Alexander observed a causal effect between the manner of use and functioning. It’s  really too simple an idea. The precept is that the way in which you organise your movement (your pattern of movement) will directly influence the way that you function. Further, that the way that you function will influence your physiology. The structure of your body is plastic and will grow in response to muscle pulls, pressures and so on.

Looking at Gina’s pattern of movement, it was possible to identify extraordinary excess effort that was twisting, gripping and crushing her body from top to toe. Her pelvis was arched, her thighs were gripped, her chest was pushed out.

iStock Photo

© iStock Photo

An Alexander teacher considers the overall organisation of movement and the effect that has on the overall functioning of individuals. My experience is that there are consistent benefits to be had by individuals with chronic conditions through the examination and diagnosis of the organisation of movement.

For Gina, it was obvious that the excess effort that she brought to bear to her activities was impacting on her well-being including that of her feet. After having been given such negative messages about her future, I knew that it was essential to demonstrate to her that improvement was possible.

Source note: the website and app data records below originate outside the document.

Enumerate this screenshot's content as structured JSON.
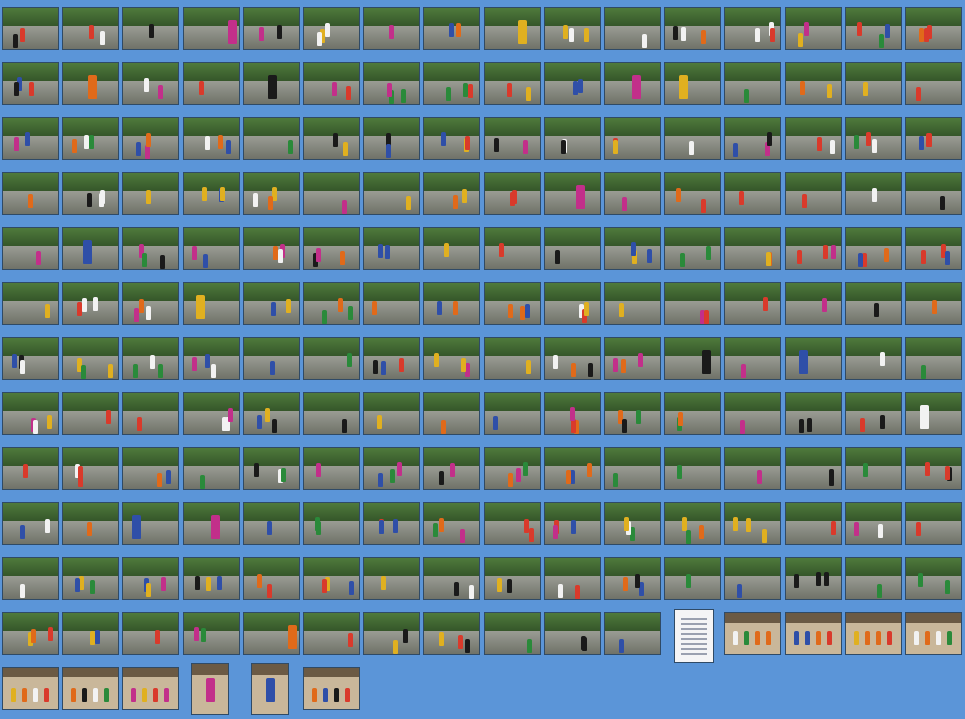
{
  "gallery": {
    "background_color": "#5b95d8",
    "row_count": 13,
    "rows": [
      {
        "count": 16,
        "scene": "start-area"
      },
      {
        "count": 16,
        "scene": "park-path"
      },
      {
        "count": 16,
        "scene": "park-path"
      },
      {
        "count": 16,
        "scene": "park-path"
      },
      {
        "count": 16,
        "scene": "park-path"
      },
      {
        "count": 16,
        "scene": "park-path"
      },
      {
        "count": 16,
        "scene": "park-path"
      },
      {
        "count": 16,
        "scene": "park-path"
      },
      {
        "count": 16,
        "scene": "park-path"
      },
      {
        "count": 16,
        "scene": "park-path"
      },
      {
        "count": 16,
        "scene": "park-path"
      },
      {
        "count": 16,
        "scene": "mixed-finish"
      },
      {
        "count": 6,
        "scene": "awards"
      }
    ],
    "icon_names": {
      "thumbnail": "photo-thumbnail-icon",
      "document": "results-sheet-icon"
    },
    "palette": {
      "foliage": "#4f7a3c",
      "foliage_dark": "#35562a",
      "path": "#9a9c94",
      "path_shadow": "#6f7268",
      "shirt_colors": [
        "#d93a2b",
        "#2f4fa8",
        "#f2f2f2",
        "#e0b020",
        "#1a1a1a",
        "#2a8a3a",
        "#e06a1a",
        "#c22f8a"
      ],
      "awards_wall": "#c9b79a",
      "awards_roof": "#6b5a44",
      "document_paper": "#f4f4f6"
    }
  }
}
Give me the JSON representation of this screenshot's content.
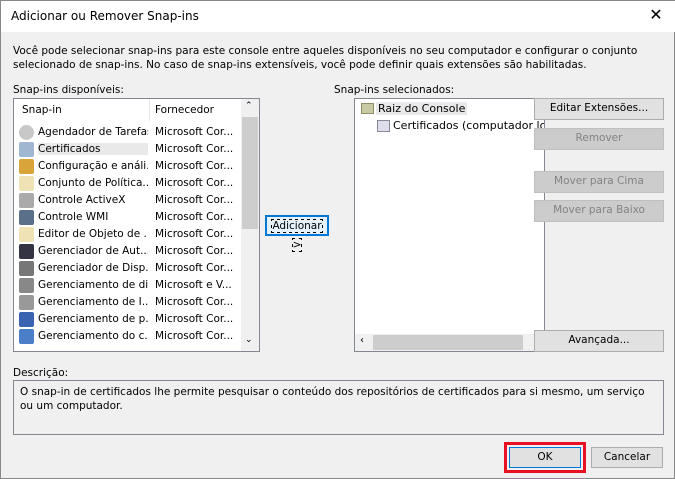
{
  "window": {
    "title": "Adicionar ou Remover Snap-ins",
    "close_icon": "close-icon"
  },
  "intro": "Você pode selecionar snap-ins para este console entre aqueles disponíveis no seu computador e configurar o conjunto selecionado de snap-ins. No caso de snap-ins extensíveis, você pode definir quais extensões são habilitadas.",
  "available": {
    "label": "Snap-ins disponíveis:",
    "columns": [
      "Snap-in",
      "Fornecedor"
    ],
    "items": [
      {
        "name": "Agendador de Tarefas",
        "vendor": "Microsoft Cor...",
        "icon": "clock-icon"
      },
      {
        "name": "Certificados",
        "vendor": "Microsoft Cor...",
        "icon": "certificate-icon",
        "selected": true
      },
      {
        "name": "Configuração e análi...",
        "vendor": "Microsoft Cor...",
        "icon": "server-lock-icon"
      },
      {
        "name": "Conjunto de Política...",
        "vendor": "Microsoft Cor...",
        "icon": "scroll-icon"
      },
      {
        "name": "Controle ActiveX",
        "vendor": "Microsoft Cor...",
        "icon": "activex-icon"
      },
      {
        "name": "Controle WMI",
        "vendor": "Microsoft Cor...",
        "icon": "wmi-icon"
      },
      {
        "name": "Editor de Objeto de ...",
        "vendor": "Microsoft Cor...",
        "icon": "scroll-icon"
      },
      {
        "name": "Gerenciador de Aut...",
        "vendor": "Microsoft Cor...",
        "icon": "authorization-icon"
      },
      {
        "name": "Gerenciador de Disp...",
        "vendor": "Microsoft Cor...",
        "icon": "device-icon"
      },
      {
        "name": "Gerenciamento de di...",
        "vendor": "Microsoft e V...",
        "icon": "disk-icon"
      },
      {
        "name": "Gerenciamento de I...",
        "vendor": "Microsoft Cor...",
        "icon": "printer-icon"
      },
      {
        "name": "Gerenciamento de p...",
        "vendor": "Microsoft Cor...",
        "icon": "computer-key-icon"
      },
      {
        "name": "Gerenciamento do c...",
        "vendor": "Microsoft Cor...",
        "icon": "computer-icon"
      }
    ]
  },
  "add_button": "Adicionar >",
  "selected": {
    "label": "Snap-ins selecionados:",
    "root": "Raiz do Console",
    "child": "Certificados (computador local)"
  },
  "buttons": {
    "edit": "Editar Extensões...",
    "remove": "Remover",
    "up": "Mover para Cima",
    "down": "Mover para Baixo",
    "advanced": "Avançada...",
    "ok": "OK",
    "cancel": "Cancelar"
  },
  "description": {
    "label": "Descrição:",
    "text": "O snap-in de certificados lhe permite pesquisar o conteúdo dos repositórios de certificados para si mesmo, um serviço ou um computador."
  },
  "highlight_color": "#e81123"
}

Some delicate guidance of her movement with my hands provided an opportunity for her to experience savings in tension. Her stature changed, her alignment also. It’s slightly complicated to describe the series of guided movements that I assisted her to explore. However, after a short time I said to her, ” I thought you told me you had flat feet?” She nodded agreement. Then I said, “Well what do you call those?” pointing to the arches of her feet that had risen. Madeleine burst into tears as did Gina.  After a short moment I said,” You need to understand that it will take you some time to learn how to do this for yourself. You will need to learn to move differently with much less tension but as you learn your body and your feet will reward you.”

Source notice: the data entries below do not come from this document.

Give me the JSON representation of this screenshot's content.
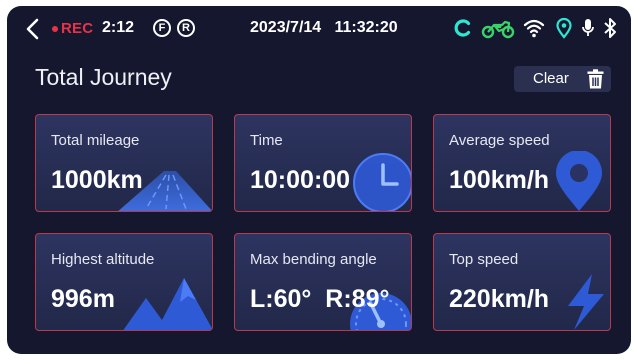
{
  "status_bar": {
    "rec_label": "REC",
    "rec_time": "2:12",
    "badge_f": "F",
    "badge_r": "R",
    "datetime": "2023/7/14   11:32:20",
    "icons": [
      "back-arrow-icon",
      "rec-dot-icon",
      "sync-icon",
      "motorcycle-icon",
      "wifi-icon",
      "location-icon",
      "microphone-icon",
      "bluetooth-icon"
    ]
  },
  "header": {
    "title": "Total Journey",
    "clear_label": "Clear"
  },
  "cards": [
    {
      "label": "Total mileage",
      "value": "1000km",
      "icon": "road-icon"
    },
    {
      "label": "Time",
      "value": "10:00:00",
      "icon": "clock-icon"
    },
    {
      "label": "Average speed",
      "value": "100km/h",
      "icon": "map-pin-icon"
    },
    {
      "label": "Highest altitude",
      "value": "996m",
      "icon": "mountain-icon"
    },
    {
      "label": "Max bending angle",
      "value": "L:60°  R:89°",
      "icon": "gauge-icon"
    },
    {
      "label": "Top speed",
      "value": "220km/h",
      "icon": "lightning-icon"
    }
  ],
  "colors": {
    "background": "#14172e",
    "card_top": "#2d3460",
    "card_bottom": "#222849",
    "card_border": "#b83a4c",
    "rec_red": "#e8324a",
    "accent_cyan": "#2ee6d2",
    "accent_green": "#3ad36a",
    "icon_blue": "#2f5ad6"
  }
}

The last time I saw Gina she had finished her first year at high school. She had had regular Alexander lessons for about six months and then continued to have refresher lessons once a month and then once a quarter for some time after that.   Once confident that Gina could maintain her ease of movement without further intervention I said “Good Bye” to her and Madeleine for a final time  and I couldn’t help but notice the beautiful red shoes that she had on.